■ TASK DIRECTIONS:
Each record must be repeated exactly as it stands.

- - -

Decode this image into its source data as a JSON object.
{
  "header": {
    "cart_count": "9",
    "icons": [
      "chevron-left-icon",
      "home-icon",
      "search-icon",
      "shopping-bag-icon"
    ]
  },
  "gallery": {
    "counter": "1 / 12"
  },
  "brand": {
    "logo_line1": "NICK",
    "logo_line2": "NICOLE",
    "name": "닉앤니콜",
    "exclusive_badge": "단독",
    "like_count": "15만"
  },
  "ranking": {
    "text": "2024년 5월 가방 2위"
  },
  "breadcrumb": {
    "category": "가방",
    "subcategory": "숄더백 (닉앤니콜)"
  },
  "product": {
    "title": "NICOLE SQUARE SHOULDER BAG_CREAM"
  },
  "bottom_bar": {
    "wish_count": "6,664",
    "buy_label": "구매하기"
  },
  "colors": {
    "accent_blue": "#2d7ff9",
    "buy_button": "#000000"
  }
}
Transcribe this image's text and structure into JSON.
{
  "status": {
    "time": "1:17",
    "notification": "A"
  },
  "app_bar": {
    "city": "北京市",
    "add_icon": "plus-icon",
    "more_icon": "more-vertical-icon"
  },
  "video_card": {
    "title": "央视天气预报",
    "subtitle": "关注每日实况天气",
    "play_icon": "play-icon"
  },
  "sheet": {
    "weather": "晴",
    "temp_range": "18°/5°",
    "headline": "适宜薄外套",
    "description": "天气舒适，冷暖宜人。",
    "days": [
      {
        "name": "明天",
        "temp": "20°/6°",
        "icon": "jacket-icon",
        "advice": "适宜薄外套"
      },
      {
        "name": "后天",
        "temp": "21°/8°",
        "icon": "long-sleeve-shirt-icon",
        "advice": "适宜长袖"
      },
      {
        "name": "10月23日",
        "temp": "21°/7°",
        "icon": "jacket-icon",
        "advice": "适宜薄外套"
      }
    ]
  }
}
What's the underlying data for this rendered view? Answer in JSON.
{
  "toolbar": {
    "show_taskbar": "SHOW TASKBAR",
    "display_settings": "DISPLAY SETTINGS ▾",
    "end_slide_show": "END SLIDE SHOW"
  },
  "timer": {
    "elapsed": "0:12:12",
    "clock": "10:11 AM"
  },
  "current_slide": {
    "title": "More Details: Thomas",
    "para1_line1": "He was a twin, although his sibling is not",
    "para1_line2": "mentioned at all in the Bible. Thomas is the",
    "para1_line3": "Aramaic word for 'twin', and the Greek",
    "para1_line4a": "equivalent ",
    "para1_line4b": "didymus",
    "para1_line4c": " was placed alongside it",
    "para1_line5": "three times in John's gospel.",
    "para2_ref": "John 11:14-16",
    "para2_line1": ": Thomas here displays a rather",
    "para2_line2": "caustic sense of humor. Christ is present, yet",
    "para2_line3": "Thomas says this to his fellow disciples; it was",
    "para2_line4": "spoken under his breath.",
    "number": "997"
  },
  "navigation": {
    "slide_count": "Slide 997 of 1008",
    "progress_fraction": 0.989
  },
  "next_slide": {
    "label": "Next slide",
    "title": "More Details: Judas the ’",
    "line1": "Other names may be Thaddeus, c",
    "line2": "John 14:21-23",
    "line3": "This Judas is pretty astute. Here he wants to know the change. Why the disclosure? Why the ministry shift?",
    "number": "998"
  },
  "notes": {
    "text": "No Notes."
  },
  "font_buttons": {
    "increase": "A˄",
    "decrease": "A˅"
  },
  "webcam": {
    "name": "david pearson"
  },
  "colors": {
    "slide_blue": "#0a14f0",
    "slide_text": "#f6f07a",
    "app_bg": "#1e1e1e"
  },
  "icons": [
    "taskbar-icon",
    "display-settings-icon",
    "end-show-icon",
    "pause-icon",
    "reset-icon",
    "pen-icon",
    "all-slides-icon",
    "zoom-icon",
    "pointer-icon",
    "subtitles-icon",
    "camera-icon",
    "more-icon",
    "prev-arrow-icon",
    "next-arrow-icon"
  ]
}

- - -

■ RESPONSE TO THE EXERCISE:
Decode this image into its source data as a JSON object.
{
  "header": {
    "cart_count": "9",
    "icons": [
      "chevron-left-icon",
      "home-icon",
      "search-icon",
      "shopping-bag-icon"
    ]
  },
  "gallery": {
    "counter": "1 / 12"
  },
  "brand": {
    "logo_line1": "NICK",
    "logo_line2": "NICOLE",
    "name": "닉앤니콜",
    "exclusive_badge": "단독",
    "like_count": "15만"
  },
  "ranking": {
    "text": "2024년 5월 가방 2위"
  },
  "breadcrumb": {
    "category": "가방",
    "subcategory": "숄더백 (닉앤니콜)"
  },
  "product": {
    "title": "NICOLE SQUARE SHOULDER BAG_CREAM"
  },
  "bottom_bar": {
    "wish_count": "6,664",
    "buy_label": "구매하기"
  },
  "colors": {
    "accent_blue": "#2d7ff9",
    "buy_button": "#000000"
  }
}
Transcribe this image's text and structure into JSON.
{
  "status": {
    "time": "1:17",
    "notification": "A"
  },
  "app_bar": {
    "city": "北京市",
    "add_icon": "plus-icon",
    "more_icon": "more-vertical-icon"
  },
  "video_card": {
    "title": "央视天气预报",
    "subtitle": "关注每日实况天气",
    "play_icon": "play-icon"
  },
  "sheet": {
    "weather": "晴",
    "temp_range": "18°/5°",
    "headline": "适宜薄外套",
    "description": "天气舒适，冷暖宜人。",
    "days": [
      {
        "name": "明天",
        "temp": "20°/6°",
        "icon": "jacket-icon",
        "advice": "适宜薄外套"
      },
      {
        "name": "后天",
        "temp": "21°/8°",
        "icon": "long-sleeve-shirt-icon",
        "advice": "适宜长袖"
      },
      {
        "name": "10月23日",
        "temp": "21°/7°",
        "icon": "jacket-icon",
        "advice": "适宜薄外套"
      }
    ]
  }
}
What's the underlying data for this rendered view? Answer in JSON.
{
  "toolbar": {
    "show_taskbar": "SHOW TASKBAR",
    "display_settings": "DISPLAY SETTINGS ▾",
    "end_slide_show": "END SLIDE SHOW"
  },
  "timer": {
    "elapsed": "0:12:12",
    "clock": "10:11 AM"
  },
  "current_slide": {
    "title": "More Details: Thomas",
    "para1_line1": "He was a twin, although his sibling is not",
    "para1_line2": "mentioned at all in the Bible. Thomas is the",
    "para1_line3": "Aramaic word for 'twin', and the Greek",
    "para1_line4a": "equivalent ",
    "para1_line4b": "didymus",
    "para1_line4c": " was placed alongside it",
    "para1_line5": "three times in John's gospel.",
    "para2_ref": "John 11:14-16",
    "para2_line1": ": Thomas here displays a rather",
    "para2_line2": "caustic sense of humor. Christ is present, yet",
    "para2_line3": "Thomas says this to his fellow disciples; it was",
    "para2_line4": "spoken under his breath.",
    "number": "997"
  },
  "navigation": {
    "slide_count": "Slide 997 of 1008",
    "progress_fraction": 0.989
  },
  "next_slide": {
    "label": "Next slide",
    "title": "More Details: Judas the ’",
    "line1": "Other names may be Thaddeus, c",
    "line2": "John 14:21-23",
    "line3": "This Judas is pretty astute. Here he wants to know the change. Why the disclosure? Why the ministry shift?",
    "number": "998"
  },
  "notes": {
    "text": "No Notes."
  },
  "font_buttons": {
    "increase": "A˄",
    "decrease": "A˅"
  },
  "webcam": {
    "name": "david pearson"
  },
  "colors": {
    "slide_blue": "#0a14f0",
    "slide_text": "#f6f07a",
    "app_bg": "#1e1e1e"
  },
  "icons": [
    "taskbar-icon",
    "display-settings-icon",
    "end-show-icon",
    "pause-icon",
    "reset-icon",
    "pen-icon",
    "all-slides-icon",
    "zoom-icon",
    "pointer-icon",
    "subtitles-icon",
    "camera-icon",
    "more-icon",
    "prev-arrow-icon",
    "next-arrow-icon"
  ]
}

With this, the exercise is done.